    Erik Porter said:

    That's very true, but the software we make is usually for small to medium businesses. Most of them won't switch to LongHorn and even if they did, when is it coming out again? ;)

    If you really want to get technical about it, the code you provided won't work in the future either. What about 64 bit Windows? The os.Platform won't be Win32NT, right?

    For the sake of cleanliness though, I changed it to your code...thanks!
    # September 25, 2004 6:10 PM

    nospamplease75@yahoo.com (Haacked) said:

    Hey man, congratulations on getting engaged!
    # September 26, 2004 4:57 AM

    Cory Smith said:

    Thanks for the linkage :-D and thanks again to Raghavendra for providing the answer.
    # September 27, 2004 2:10 PM

    Jay said:

    Dear Erik,
    I do not want to dispaly the checkBox for the root nodes. For the subsequent Nodes I want the functionality same as the TriStateTreeView component. How do I go for It?

    Regards,

    Jay
    # October 21, 2004 9:10 AM

    Erik Porter said:

    Hi Jay, offhand, I honestly don't know, but I'd imagine if you just make a new boolean property on the control (maybe something like ShowRootCheckBox) and then put where in the code the checkbox image is shown, check if it's the root node and that property is set to true and show it or don't show it. Sorry I don't have time to code it.
    # October 21, 2004 2:00 PM

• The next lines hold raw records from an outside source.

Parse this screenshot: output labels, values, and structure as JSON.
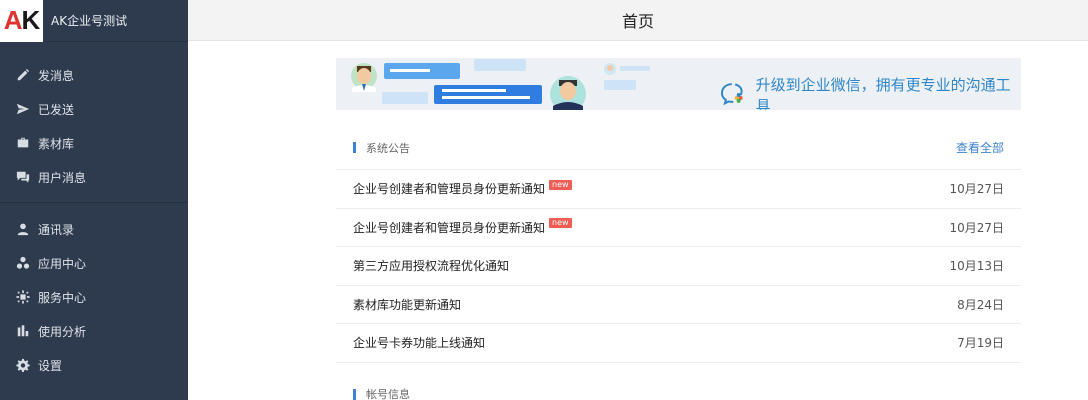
{
  "app": {
    "logo_a": "A",
    "logo_k": "K",
    "name": "AK企业号测试"
  },
  "header": {
    "title": "首页"
  },
  "sidebar": {
    "groups": [
      [
        {
          "label": "发消息",
          "icon": "pencil-icon"
        },
        {
          "label": "已发送",
          "icon": "send-icon"
        },
        {
          "label": "素材库",
          "icon": "briefcase-icon"
        },
        {
          "label": "用户消息",
          "icon": "chat-icon"
        }
      ],
      [
        {
          "label": "通讯录",
          "icon": "user-icon"
        },
        {
          "label": "应用中心",
          "icon": "apps-icon"
        },
        {
          "label": "服务中心",
          "icon": "service-icon"
        },
        {
          "label": "使用分析",
          "icon": "bar-chart-icon"
        },
        {
          "label": "设置",
          "icon": "gear-icon"
        }
      ]
    ]
  },
  "banner": {
    "text": "升级到企业微信，拥有更专业的沟通工具"
  },
  "announcements": {
    "title": "系统公告",
    "view_all": "查看全部",
    "items": [
      {
        "title": "企业号创建者和管理员身份更新通知",
        "badge": "new",
        "date": "10月27日"
      },
      {
        "title": "企业号创建者和管理员身份更新通知",
        "badge": "new",
        "date": "10月27日"
      },
      {
        "title": "第三方应用授权流程优化通知",
        "badge": "",
        "date": "10月13日"
      },
      {
        "title": "素材库功能更新通知",
        "badge": "",
        "date": "8月24日"
      },
      {
        "title": "企业号卡券功能上线通知",
        "badge": "",
        "date": "7月19日"
      }
    ]
  },
  "account": {
    "title": "帐号信息"
  },
  "colors": {
    "sidebar": "#2e3a4d",
    "accent": "#3d82d0",
    "badge": "#ef5c54"
  }
}
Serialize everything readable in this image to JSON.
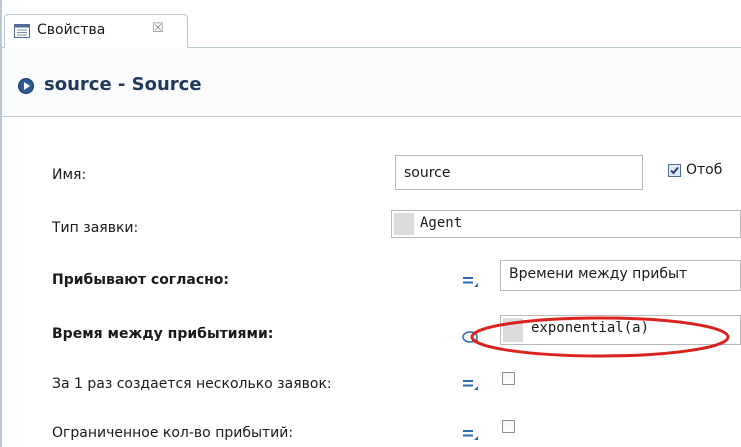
{
  "tab": {
    "label": "Свойства",
    "close_glyph": "☒"
  },
  "header": {
    "title": "source - Source",
    "icon": "run-arrow-icon"
  },
  "properties": {
    "name": {
      "label": "Имя:",
      "value": "source",
      "checkbox_label": "Отоб",
      "checked": true
    },
    "agent_type": {
      "label": "Тип заявки:",
      "value": "Agent"
    },
    "arrivals_defined_by": {
      "label": "Прибывают согласно:",
      "value": "Времени между прибыт"
    },
    "interarrival_time": {
      "label": "Время между прибытиями:",
      "value": "exponential(a)"
    },
    "multiple_per_arrival": {
      "label": "За 1 раз создается несколько заявок:",
      "checked": false
    },
    "limited_arrivals": {
      "label": "Ограниченное кол-во прибытий:",
      "checked": false
    }
  },
  "colors": {
    "accent": "#2e5b91",
    "header_title": "#203a5c",
    "highlight_ellipse": "#d9231c",
    "border": "#b9c6d6"
  }
}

    Jay said:

    Dear Erik,
    Thanks a lot, I will try.
    Regards,
    Jay.
    # October 22, 2004 12:48 AM